In February of this year, the regulator set out a ten-year vision for ensuring the … Continue Reading
Earlier this week, four Hogan Lovells partners met virtually and discussed the impact of Brexit on the Commission’s Digital Single Market strategy as announced on 6th of May 2015 (COM(2015) 192 final) and as currently put into practice by way of numerous legislative initiatives. Don McGown (London), Winston Maxwell (Paris), Nils Rauer (Frankfurt) and Falk Schoening (Brussels) … Continue Reading
The people of the UK have spoken and our collective choice is to leave the European Union. Some are dreading the likely tsunami of economic hardship. Others are excited about what may lie ahead. Most of us are shocked. But as numbing as the verdict of the UK electorate may be, there are crucial political, legal and economic decisions to … Continue Reading
The thing about referendums is that the consequences of one outcome or another are likely to be rather disparate. If Brexit turns out to be rejected by the majority of the UK electorate, we will simply carry on as normal – quietly enjoying the benefits of the European Union whilst moaning about the threat that the EU poses to our … Continue Reading
This week’s intervention by the Competition and Markets Authority in the ongoing, hard-fought review of CK Hutchison’s bid for O2 UK supports the views already expressed by the EU competition commissioner and reflects a closeness of interaction between European regulators. But this closeness could disappear if the UK votes to leave the EU in June.
The review of the deal… Continue Reading
The need for proper and legitimate powers to enable intelligence and law enforcement agencies to do their job and keep everyone safe requires little justification. We live in a dangerous and uncertain world where anyone can be a victim of intolerance. So in a show of political awareness and legislative dexterity, the UK government is currently seeking to adopt a … Continue Reading

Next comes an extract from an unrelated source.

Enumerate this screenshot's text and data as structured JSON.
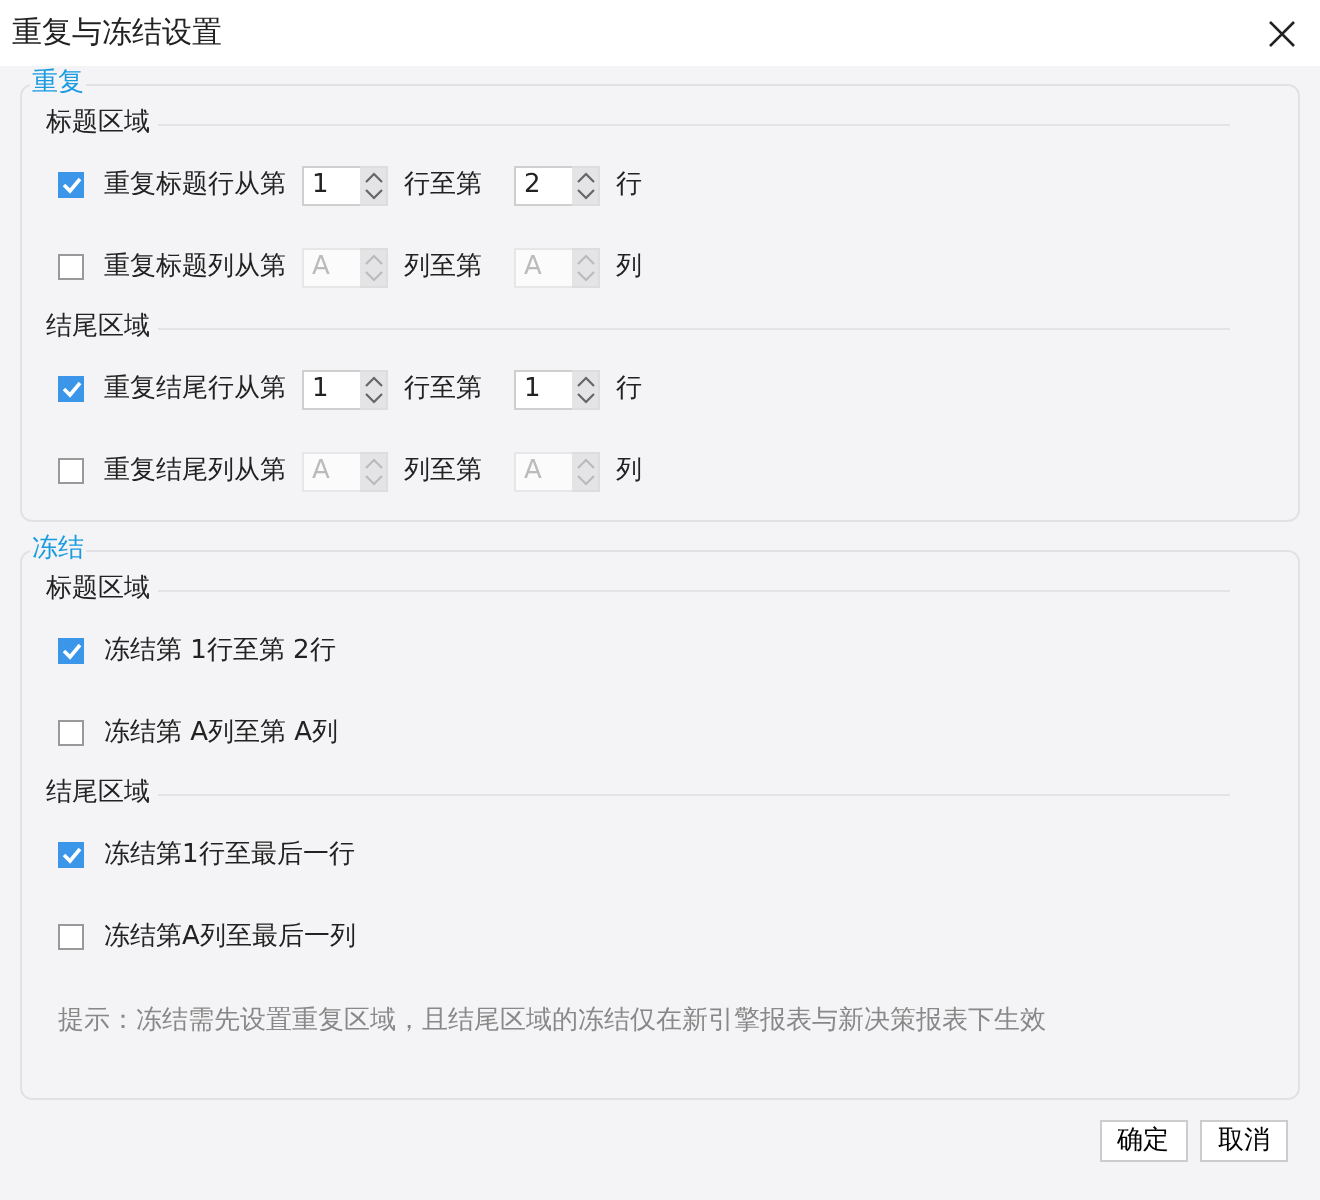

The UK’s Information Commissioner’s Office (ICO) is known to prefer an “engaging” rather than an enforcement approach with organisations. However, when looking at the “action we’ve taken” page on the ICO website the ICO’s enforcement activity seems to be increasing by the day. While the ICO has stated that it wants to focus its enforcement efforts going forward on unsolicited … Continue Reading

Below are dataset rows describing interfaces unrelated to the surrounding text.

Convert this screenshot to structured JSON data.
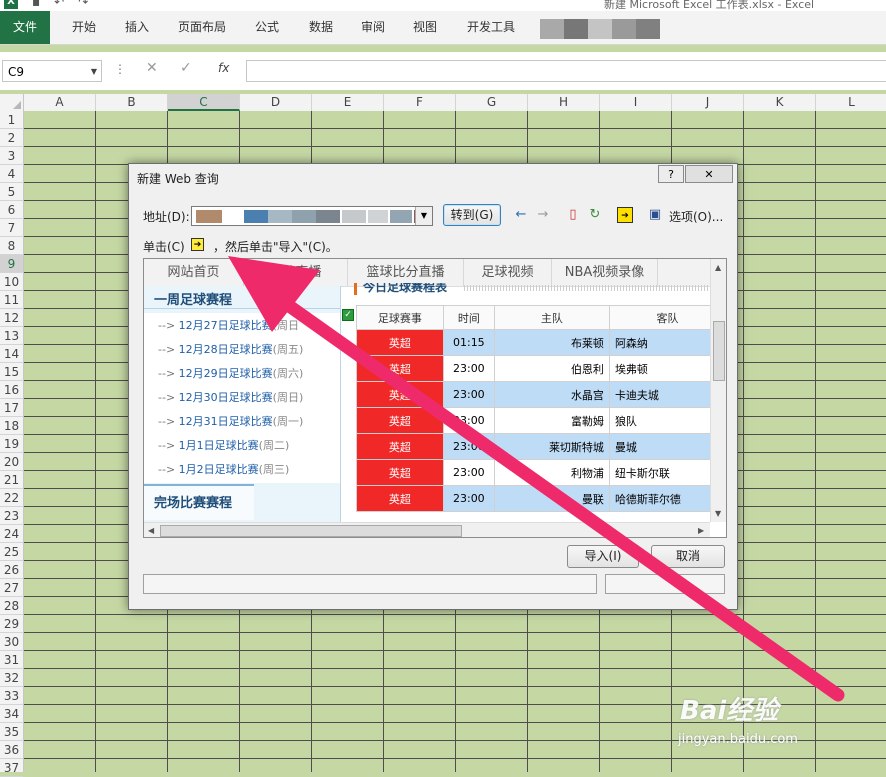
{
  "window": {
    "title": "新建 Microsoft Excel 工作表.xlsx - Excel"
  },
  "ribbon": {
    "file": "文件",
    "tabs": [
      "开始",
      "插入",
      "页面布局",
      "公式",
      "数据",
      "审阅",
      "视图",
      "开发工具"
    ]
  },
  "formula_bar": {
    "name_box": "C9",
    "cancel": "✕",
    "enter": "✓",
    "fx": "fx",
    "value": ""
  },
  "grid": {
    "columns": [
      "A",
      "B",
      "C",
      "D",
      "E",
      "F",
      "G",
      "H",
      "I",
      "J",
      "K",
      "L"
    ],
    "rows": [
      "1",
      "2",
      "3",
      "4",
      "5",
      "6",
      "7",
      "8",
      "9",
      "10",
      "11",
      "12",
      "13",
      "14",
      "15",
      "16",
      "17",
      "18",
      "19",
      "20",
      "21",
      "22",
      "23",
      "24",
      "25",
      "26",
      "27",
      "28",
      "29",
      "30",
      "31",
      "32",
      "33",
      "34",
      "35",
      "36",
      "37"
    ],
    "selected_column": "C",
    "selected_row": "9"
  },
  "dialog": {
    "title": "新建 Web 查询",
    "help": "?",
    "close": "✕",
    "address_label": "地址(D):",
    "goto_button": "转到(G)",
    "options_button": "选项(O)...",
    "instruction_prefix": "单击(C)",
    "instruction_suffix": "，然后单击\"导入\"(C)。",
    "import_button": "导入(I)",
    "cancel_button": "取消",
    "colors": {
      "league_bg": "#f02828",
      "alt_row": "#bfdcf6",
      "accent": "#1f4e79"
    }
  },
  "web": {
    "nav": [
      "网站首页",
      "比分直播",
      "篮球比分直播",
      "足球视频",
      "NBA视频录像"
    ],
    "sidebar": {
      "title": "一周足球赛程",
      "items": [
        {
          "prefix": "-->",
          "text": "12月27日足球比赛",
          "week": "(周日"
        },
        {
          "prefix": "-->",
          "text": "12月28日足球比赛",
          "week": "(周五)"
        },
        {
          "prefix": "-->",
          "text": "12月29日足球比赛",
          "week": "(周六)"
        },
        {
          "prefix": "-->",
          "text": "12月30日足球比赛",
          "week": "(周日)"
        },
        {
          "prefix": "-->",
          "text": "12月31日足球比赛",
          "week": "(周一)"
        },
        {
          "prefix": "-->",
          "text": "1月1日足球比赛",
          "week": "(周二)"
        },
        {
          "prefix": "-->",
          "text": "1月2日足球比赛",
          "week": "(周三)"
        }
      ],
      "tab": "完场比赛赛程"
    },
    "main_title": "今日足球赛程表",
    "table": {
      "headers": [
        "足球赛事",
        "时间",
        "主队",
        "客队"
      ],
      "rows": [
        [
          "英超",
          "01:15",
          "布莱顿",
          "阿森纳"
        ],
        [
          "英超",
          "23:00",
          "伯恩利",
          "埃弗顿"
        ],
        [
          "英超",
          "23:00",
          "水晶宫",
          "卡迪夫城"
        ],
        [
          "英超",
          "23:00",
          "富勒姆",
          "狼队"
        ],
        [
          "英超",
          "23:00",
          "莱切斯特城",
          "曼城"
        ],
        [
          "英超",
          "23:00",
          "利物浦",
          "纽卡斯尔联"
        ],
        [
          "英超",
          "23:00",
          "曼联",
          "哈德斯菲尔德"
        ]
      ]
    }
  },
  "watermark": {
    "logo": "Bai经验",
    "url": "jingyan.baidu.com"
  }
}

Last month we reported on the case of BASCA v Secretary of State for Business and Innovation in which Green J held that the Government’s introduction of a UK “private copying” exception was unlawful. On 17 July 2015 Green J handed down a follow-up judgment quashing the regulations that introduced the private copying exception. This means that, going forward, the … Continue Reading
On 19 June 2015, Green J handed down his judgment in British Academy of Songwriters, Composers and Authors (BASCA) and Secretary of State for Business Innovation and Skills. The case involved a judicial review of the Secretary of State’s decision to introduce an exception into UK copyright law that allows individuals to make copies of copyright works they have … Continue Reading

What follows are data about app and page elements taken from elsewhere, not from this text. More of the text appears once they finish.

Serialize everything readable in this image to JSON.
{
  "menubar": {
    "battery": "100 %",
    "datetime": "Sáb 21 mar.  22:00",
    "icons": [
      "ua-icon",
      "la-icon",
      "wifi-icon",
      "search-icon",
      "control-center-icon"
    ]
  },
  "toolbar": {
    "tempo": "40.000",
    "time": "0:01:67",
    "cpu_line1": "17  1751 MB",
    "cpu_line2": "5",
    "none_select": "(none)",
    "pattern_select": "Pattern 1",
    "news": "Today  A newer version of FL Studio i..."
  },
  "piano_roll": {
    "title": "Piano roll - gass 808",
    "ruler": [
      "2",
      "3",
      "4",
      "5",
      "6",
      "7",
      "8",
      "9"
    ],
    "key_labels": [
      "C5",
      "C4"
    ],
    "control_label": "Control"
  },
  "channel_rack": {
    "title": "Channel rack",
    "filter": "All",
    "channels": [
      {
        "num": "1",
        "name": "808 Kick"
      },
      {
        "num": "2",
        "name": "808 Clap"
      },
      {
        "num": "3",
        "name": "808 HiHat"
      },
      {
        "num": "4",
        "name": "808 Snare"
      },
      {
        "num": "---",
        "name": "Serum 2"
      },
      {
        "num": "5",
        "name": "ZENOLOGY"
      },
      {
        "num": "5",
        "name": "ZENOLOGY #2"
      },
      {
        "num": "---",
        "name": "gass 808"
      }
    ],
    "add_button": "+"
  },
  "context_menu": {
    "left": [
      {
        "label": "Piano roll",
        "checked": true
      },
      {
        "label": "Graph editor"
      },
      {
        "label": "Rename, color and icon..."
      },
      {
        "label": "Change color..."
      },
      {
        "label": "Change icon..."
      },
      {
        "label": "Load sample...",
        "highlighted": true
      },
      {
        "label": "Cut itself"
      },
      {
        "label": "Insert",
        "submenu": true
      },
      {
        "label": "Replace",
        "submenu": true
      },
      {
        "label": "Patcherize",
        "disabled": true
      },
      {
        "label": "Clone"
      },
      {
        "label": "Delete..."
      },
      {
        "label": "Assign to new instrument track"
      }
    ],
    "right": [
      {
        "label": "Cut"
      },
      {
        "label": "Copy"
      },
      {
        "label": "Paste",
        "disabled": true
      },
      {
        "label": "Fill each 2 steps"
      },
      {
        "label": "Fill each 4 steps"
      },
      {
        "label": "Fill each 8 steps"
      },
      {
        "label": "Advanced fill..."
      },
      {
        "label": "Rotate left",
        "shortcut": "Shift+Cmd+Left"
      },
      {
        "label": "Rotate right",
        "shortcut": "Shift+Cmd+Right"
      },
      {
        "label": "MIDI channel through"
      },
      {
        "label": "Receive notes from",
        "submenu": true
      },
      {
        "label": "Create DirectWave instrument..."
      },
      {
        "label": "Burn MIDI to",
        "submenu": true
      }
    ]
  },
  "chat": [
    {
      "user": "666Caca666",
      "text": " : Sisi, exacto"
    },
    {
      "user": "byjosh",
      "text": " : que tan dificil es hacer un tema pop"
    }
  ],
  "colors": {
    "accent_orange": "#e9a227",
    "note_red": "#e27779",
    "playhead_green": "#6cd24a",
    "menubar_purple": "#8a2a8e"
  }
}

In a Statement and Consultation published on 26 May 2015, Ofcom, the UK telecoms regulator, published updated plans on the release of spectrum in the 2.3 and 3.4 GHz spectrum bands and it opened a consultation on options for proceeding with the award in light of potential changes in the mobile market in the UK.
The 2.3 and 3.4 GHz … Continue Reading
Amendments to the Computer Misuse Act 1990 (“CMA”) introduced by Part 2 of the Serious Crime Act 2015 (“2015 Act”) came into effect on the 3rd May 2015. The 2015 Act makes 4 changes to the CMA, in particular these:
- Create a new offence to ensure that the most serious cyber attacks attract penalties commensurate with the harm caused;
The emergence of a digital economy presents challenging tax questions. The non-tangible nature of the new technologies affects the ability of the tax authorities to successfully tax digital transactions and leads to a shortfall in fiscal revenue. Governments are therefore trying to reform their tax rules in order to be able to tax part of the profits made by digital … Continue Reading